Composition of PCD
Polycrystalline Diamond (PCD) is a synthetic diamond product that is produced by sintering together selected diamond particles with a metal matrix using sophisticated technology. The diamond and matrix, when sintered together under high temperatures and pressures, creates a PCD tool blank that is high in uniform hardness and is abrasive resistant in all directions. This PCD diamond layer is then bonded to a tungsten carbide substrate, which provides strength and a brazable base to permit bonding to other metals.
Polycrystalline tipped tools are exceptionally resistant to wear compared to tungsten carbide or ceramic tools. In certain applications, PCD tool life can exceed carbide cutting tool life 50 to 100 times.
In certain applications, polycrystalline tipped tools have several advantages over natural diamond.
SHOCK RESISTANCE: PCD is more shock resistant over natural diamond because of its random orientation structure of the diamond particles, and is backed by a carbide substrate.
CONSISTENCY: PCD is more constant in wear. Again because of the random orientation of diamond particles. Natural diamond is a single crystal in nature and has soft and hard grains. Depending on the shape of the natural diamonds and the tool being manufactured, it is sometimes not practical to have hardest grain on the cutting edge.
AVAILABILITY: PCD is readily available in a large variety of shapes and sizes. Discs as large as 50mm in diameter are now available. Natural diamond is limited to what is formed in nature. Diamond, even with only an 8mm long cutting edge is extremely difficult to find and is very costly.
COST: PCD blank costs are considerably lower than the costs of natural diamond stones, and the availability of different shape PCD blanks reduce manufacturing cost significantly. The longer of a cutting edge required, the larger the savings of PCD over natural diamond due to the rarity of larger stones.
Natural diamond and PCD diamond compliment each other. Natural diamond is denser than its PCD counterpart and consequently can be polished to a keener cutting edge.

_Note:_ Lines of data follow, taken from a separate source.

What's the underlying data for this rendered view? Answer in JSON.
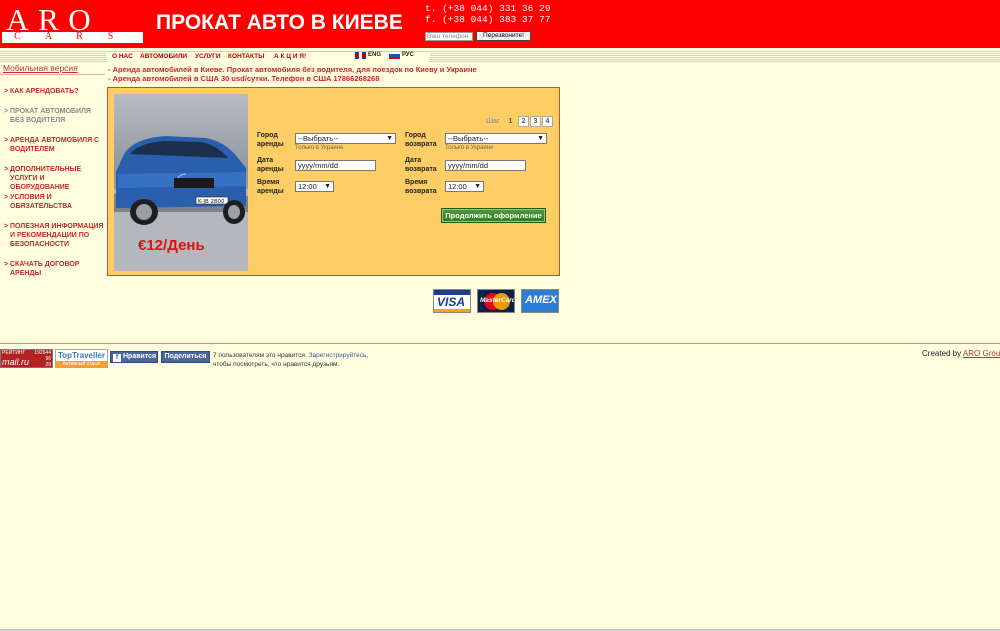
{
  "header": {
    "logo_big": [
      "A",
      "R",
      "O"
    ],
    "logo_small": [
      "C",
      "A",
      "R",
      "S"
    ],
    "title": "ПРОКАТ АВТО В КИЕВЕ",
    "phone1": "t. (+38 044) 331 36 29",
    "phone2": "f. (+38 044) 383 37 77",
    "callback_placeholder": "Ваш телефон",
    "callback_button": "Перезвоните!"
  },
  "nav": {
    "items": [
      "О НАС",
      "АВТОМОБИЛИ",
      "УСЛУГИ",
      "КОНТАКТЫ",
      "А К Ц И Я!"
    ],
    "lang_en": "ENG",
    "lang_ru": "РУС"
  },
  "sidebar": {
    "mobile_link": "Мобильная версия",
    "marker": ">",
    "items": [
      {
        "label": "КАК АРЕНДОВАТЬ?"
      },
      {
        "label": "ПРОКАТ АВТОМОБИЛЯ БЕЗ ВОДИТЕЛЯ"
      },
      {
        "label": "АРЕНДА АВТОМОБИЛЯ С ВОДИТЕЛЕМ"
      },
      {
        "label": "ДОПОЛНИТЕЛЬНЫЕ УСЛУГИ И ОБОРУДОВАНИЕ"
      },
      {
        "label": "УСЛОВИЯ И ОБЯЗАТЕЛЬСТВА"
      },
      {
        "label": "ПОЛЕЗНАЯ ИНФОРМАЦИЯ И РЕКОМЕНДАЦИИ ПО БЕЗОПАСНОСТИ"
      },
      {
        "label": "СКАЧАТЬ ДОГОВОР АРЕНДЫ"
      }
    ]
  },
  "info": {
    "line1": "- Аренда автомобилей в Киеве. Прокат автомобиля без водителя, для поездок по Киеву и Украине",
    "line2": "- Аренда автомобилей в США 30 usd/сутки. Телефон в США 17866268268"
  },
  "booking": {
    "price": "€12/День",
    "car_plate": "K-JB 2800",
    "step_label": "Шаг",
    "steps": [
      "1",
      "2",
      "3",
      "4"
    ],
    "pickup_city_label": "Город аренды",
    "return_city_label": "Город возврата",
    "select_placeholder": "--Выбрать--",
    "hint_ukraine": "Только в Украине",
    "pickup_date_label": "Дата аренды",
    "return_date_label": "Дата возврата",
    "date_placeholder": "yyyy/mm/dd",
    "pickup_time_label": "Время аренды",
    "return_time_label": "Время возврата",
    "time_value": "12:00",
    "continue_button": "Продолжить оформление"
  },
  "payments": {
    "visa": "VISA",
    "mastercard": "MasterCard",
    "amex": "AMEX"
  },
  "footer": {
    "mail_label": "РЕЙТИНГ",
    "mail_count": "192644",
    "mail_brand": "mail.ru",
    "mail_sub1": "96",
    "mail_sub2": "29",
    "top_traveller": "TopTraveller",
    "top_traveller_sub": "Активный отдых",
    "fb_like": "Нравится",
    "fb_share": "Поделиться",
    "fb_count_text": "7 пользователям это нравится.",
    "fb_register": "Зарегистрируйтесь,",
    "fb_text2": "чтобы посмотреть, что нравится друзьям.",
    "credit_prefix": "Created by",
    "credit_link": "ARO Group"
  }
}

Natural diamond is best suited to produce very fine finishes and precise tolerances as required in the manufacturing of jewelry, plastic contact lens, computer memory discs, and aluminum camera parts.
Polycrystalline diamond tooling can be used in a wide range of machining operations such as milling, grooving, turning, facing and boring. They are recommended for machining non ferrous metals and abrasive non metallics.
Materials recommended for cutting with PCD:
Aluminum and aluminum alloys
Copper, brass and bronze alloys
Zinc and magnesium alloys
Gold and silver
Tungsten carbide, presintered and sintered
Carbon and graphite
Plastics and rubber
Chipboard and fibreboard
PCD cutting tools are available in various grades, depending on the application.
Composition of CBN
Cubic boron nitride (CBN) is an artificially synthesized material exceeded in hardness only by diamond. Unlike diamond, however, CBN is stable under conditions of high temperature (up to 1000° C) normally seen when machining hardened ferrous or super alloy materials.
Like polycrystalline diamond, CBN is available in a large variety of shapes and sizes. Discs are available up to 42mm diameter. CBN is also available is several different grades, depending on the application.
CBN tools permit metal cutting at feeds and speeds much higher than conventional cutting tools materials. CBN tools are also being used to turn, bore and face hard materials, which previously could be formed only by grinding. Because CBN tools maintain a sharp cutting edge, part surface finishes are excellent, close tolerances are easy to maintain, and dramatic productivity increases can be expected.
Materials recommended for cutting with CBN:
Alloy steels (45-68 RC)
Carbon tools steels (45-68 RC)
Die Steel (45-68 RC)
High speed steel (45-68 RC)
Chilled cast iron
Moly chrome steel rolls